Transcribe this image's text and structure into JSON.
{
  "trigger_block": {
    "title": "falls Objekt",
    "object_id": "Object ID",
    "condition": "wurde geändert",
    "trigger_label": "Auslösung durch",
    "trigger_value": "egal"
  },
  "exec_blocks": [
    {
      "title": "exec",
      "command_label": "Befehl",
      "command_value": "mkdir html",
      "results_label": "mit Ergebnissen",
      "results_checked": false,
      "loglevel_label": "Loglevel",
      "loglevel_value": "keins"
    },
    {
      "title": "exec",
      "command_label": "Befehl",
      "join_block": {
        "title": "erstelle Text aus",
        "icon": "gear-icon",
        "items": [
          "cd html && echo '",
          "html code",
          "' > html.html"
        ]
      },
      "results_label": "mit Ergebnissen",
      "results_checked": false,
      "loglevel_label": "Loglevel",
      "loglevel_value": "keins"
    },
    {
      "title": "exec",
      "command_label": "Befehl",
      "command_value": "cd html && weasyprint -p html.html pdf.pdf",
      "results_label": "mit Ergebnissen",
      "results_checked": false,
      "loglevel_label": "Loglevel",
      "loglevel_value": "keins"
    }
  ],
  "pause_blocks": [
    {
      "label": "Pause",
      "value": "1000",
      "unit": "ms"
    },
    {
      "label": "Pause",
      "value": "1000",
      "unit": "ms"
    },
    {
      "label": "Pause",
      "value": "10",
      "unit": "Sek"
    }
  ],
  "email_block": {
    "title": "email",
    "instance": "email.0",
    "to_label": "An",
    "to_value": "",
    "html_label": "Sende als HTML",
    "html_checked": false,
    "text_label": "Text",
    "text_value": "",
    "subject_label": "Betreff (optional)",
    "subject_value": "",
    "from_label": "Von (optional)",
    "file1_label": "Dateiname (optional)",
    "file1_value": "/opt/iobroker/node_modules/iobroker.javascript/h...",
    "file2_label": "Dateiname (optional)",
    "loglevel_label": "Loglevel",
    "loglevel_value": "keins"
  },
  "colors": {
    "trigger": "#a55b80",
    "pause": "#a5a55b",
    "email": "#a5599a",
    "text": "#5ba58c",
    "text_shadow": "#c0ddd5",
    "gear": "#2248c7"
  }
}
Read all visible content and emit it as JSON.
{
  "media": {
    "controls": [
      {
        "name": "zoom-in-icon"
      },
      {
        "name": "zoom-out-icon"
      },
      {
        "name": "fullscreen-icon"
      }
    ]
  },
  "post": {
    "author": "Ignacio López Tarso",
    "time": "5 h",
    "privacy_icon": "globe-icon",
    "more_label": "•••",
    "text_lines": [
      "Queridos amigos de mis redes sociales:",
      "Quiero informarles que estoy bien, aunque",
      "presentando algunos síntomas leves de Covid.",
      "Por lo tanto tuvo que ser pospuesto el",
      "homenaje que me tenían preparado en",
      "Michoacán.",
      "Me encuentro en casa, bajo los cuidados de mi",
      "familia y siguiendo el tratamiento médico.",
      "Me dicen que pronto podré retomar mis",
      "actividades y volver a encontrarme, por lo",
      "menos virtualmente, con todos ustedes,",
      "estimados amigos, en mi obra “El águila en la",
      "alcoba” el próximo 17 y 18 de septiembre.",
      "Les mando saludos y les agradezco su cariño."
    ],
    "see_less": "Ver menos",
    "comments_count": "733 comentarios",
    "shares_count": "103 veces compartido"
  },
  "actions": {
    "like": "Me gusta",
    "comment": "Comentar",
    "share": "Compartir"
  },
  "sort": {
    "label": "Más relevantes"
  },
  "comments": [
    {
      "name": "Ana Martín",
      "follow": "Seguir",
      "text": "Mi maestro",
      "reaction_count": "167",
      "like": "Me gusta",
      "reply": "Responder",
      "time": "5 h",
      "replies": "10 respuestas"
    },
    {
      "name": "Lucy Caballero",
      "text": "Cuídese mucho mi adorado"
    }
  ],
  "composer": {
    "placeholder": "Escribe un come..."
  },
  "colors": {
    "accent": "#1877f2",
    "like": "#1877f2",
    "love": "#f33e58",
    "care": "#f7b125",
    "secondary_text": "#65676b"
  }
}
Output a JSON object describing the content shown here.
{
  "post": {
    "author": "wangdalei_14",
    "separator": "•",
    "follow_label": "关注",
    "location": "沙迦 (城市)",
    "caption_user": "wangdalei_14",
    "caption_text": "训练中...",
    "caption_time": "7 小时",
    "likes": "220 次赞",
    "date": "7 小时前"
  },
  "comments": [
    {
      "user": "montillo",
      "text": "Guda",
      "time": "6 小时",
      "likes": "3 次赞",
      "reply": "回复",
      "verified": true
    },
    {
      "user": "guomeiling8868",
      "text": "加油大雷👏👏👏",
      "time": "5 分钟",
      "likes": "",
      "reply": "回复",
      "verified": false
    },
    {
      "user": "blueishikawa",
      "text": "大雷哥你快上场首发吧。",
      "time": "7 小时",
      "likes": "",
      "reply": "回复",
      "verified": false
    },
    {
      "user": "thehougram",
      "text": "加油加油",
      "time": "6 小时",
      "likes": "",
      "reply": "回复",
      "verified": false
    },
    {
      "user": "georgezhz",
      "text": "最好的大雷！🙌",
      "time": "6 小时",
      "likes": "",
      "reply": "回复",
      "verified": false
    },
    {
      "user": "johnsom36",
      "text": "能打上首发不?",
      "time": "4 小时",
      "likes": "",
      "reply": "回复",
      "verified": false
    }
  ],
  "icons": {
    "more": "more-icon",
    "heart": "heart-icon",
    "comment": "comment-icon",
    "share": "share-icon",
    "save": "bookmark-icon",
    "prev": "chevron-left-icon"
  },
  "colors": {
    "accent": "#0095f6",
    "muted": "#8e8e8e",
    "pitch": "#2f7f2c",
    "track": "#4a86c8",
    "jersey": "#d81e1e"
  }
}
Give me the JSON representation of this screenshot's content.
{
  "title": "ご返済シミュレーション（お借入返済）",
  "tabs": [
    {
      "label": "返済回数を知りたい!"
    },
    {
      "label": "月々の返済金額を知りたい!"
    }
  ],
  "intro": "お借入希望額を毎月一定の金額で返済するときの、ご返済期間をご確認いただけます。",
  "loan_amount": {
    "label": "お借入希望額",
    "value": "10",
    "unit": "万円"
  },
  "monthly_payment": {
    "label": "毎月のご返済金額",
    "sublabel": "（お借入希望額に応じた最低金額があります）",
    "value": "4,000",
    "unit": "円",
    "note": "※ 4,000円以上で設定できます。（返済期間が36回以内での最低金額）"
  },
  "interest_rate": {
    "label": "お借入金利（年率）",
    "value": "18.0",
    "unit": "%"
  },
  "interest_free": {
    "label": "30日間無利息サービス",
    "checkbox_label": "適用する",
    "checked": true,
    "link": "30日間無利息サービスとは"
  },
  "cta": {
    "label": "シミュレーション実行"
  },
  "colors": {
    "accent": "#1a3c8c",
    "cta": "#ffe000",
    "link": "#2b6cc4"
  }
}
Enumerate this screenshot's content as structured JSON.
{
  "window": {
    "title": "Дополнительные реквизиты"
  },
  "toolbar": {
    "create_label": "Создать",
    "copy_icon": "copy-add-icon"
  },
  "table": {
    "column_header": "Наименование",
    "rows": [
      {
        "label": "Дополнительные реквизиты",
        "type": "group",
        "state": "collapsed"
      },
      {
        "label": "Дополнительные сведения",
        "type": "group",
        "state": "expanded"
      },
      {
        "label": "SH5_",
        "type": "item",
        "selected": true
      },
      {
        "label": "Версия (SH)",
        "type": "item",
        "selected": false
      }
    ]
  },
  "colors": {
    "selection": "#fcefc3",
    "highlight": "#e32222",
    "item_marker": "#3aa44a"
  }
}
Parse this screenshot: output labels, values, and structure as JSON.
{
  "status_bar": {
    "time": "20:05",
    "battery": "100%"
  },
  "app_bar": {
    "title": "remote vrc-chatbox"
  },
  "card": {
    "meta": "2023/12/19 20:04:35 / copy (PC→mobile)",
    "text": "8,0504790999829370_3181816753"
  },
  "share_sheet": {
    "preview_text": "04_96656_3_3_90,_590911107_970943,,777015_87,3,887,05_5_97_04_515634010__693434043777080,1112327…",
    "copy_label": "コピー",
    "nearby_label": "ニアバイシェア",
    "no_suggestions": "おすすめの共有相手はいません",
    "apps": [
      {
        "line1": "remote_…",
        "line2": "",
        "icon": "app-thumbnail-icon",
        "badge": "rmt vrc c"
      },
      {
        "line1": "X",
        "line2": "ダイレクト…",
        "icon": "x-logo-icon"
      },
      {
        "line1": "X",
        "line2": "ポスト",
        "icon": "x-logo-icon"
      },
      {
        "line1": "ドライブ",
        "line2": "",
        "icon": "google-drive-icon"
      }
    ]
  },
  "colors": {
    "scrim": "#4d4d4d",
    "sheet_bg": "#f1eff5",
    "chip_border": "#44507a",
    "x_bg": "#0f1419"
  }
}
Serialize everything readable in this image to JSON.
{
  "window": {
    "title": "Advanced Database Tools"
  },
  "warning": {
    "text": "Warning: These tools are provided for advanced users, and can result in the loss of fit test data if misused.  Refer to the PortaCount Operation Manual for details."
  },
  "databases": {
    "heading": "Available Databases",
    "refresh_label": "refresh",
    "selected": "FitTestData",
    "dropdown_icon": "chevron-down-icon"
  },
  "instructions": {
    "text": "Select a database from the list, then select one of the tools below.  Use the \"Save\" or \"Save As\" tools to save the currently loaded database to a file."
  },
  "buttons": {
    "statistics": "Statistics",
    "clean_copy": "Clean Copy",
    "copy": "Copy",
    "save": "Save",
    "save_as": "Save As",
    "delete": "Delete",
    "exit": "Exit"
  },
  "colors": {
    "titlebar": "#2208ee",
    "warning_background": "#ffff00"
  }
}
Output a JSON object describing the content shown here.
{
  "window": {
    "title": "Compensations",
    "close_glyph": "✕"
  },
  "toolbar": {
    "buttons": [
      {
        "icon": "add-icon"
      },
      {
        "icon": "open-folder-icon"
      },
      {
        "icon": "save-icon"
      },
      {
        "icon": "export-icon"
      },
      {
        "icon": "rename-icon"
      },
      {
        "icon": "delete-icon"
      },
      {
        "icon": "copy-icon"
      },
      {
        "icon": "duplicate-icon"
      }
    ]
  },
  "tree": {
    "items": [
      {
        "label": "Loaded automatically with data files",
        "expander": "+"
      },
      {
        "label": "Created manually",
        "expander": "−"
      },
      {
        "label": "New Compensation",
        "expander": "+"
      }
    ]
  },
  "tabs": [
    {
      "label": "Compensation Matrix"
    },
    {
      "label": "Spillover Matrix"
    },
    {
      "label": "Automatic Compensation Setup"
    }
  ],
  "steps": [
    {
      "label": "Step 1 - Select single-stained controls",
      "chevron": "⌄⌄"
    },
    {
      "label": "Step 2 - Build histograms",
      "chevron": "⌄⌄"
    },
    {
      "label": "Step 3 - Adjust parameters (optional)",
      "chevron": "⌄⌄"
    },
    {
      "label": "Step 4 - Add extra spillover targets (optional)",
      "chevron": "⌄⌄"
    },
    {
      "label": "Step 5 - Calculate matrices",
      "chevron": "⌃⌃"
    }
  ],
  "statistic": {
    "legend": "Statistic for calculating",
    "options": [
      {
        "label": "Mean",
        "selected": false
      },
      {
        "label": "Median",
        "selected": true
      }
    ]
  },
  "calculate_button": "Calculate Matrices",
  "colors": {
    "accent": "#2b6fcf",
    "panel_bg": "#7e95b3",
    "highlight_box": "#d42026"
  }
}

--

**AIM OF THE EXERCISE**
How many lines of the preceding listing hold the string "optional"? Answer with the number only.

**ANSWER TO THIS TASK**
6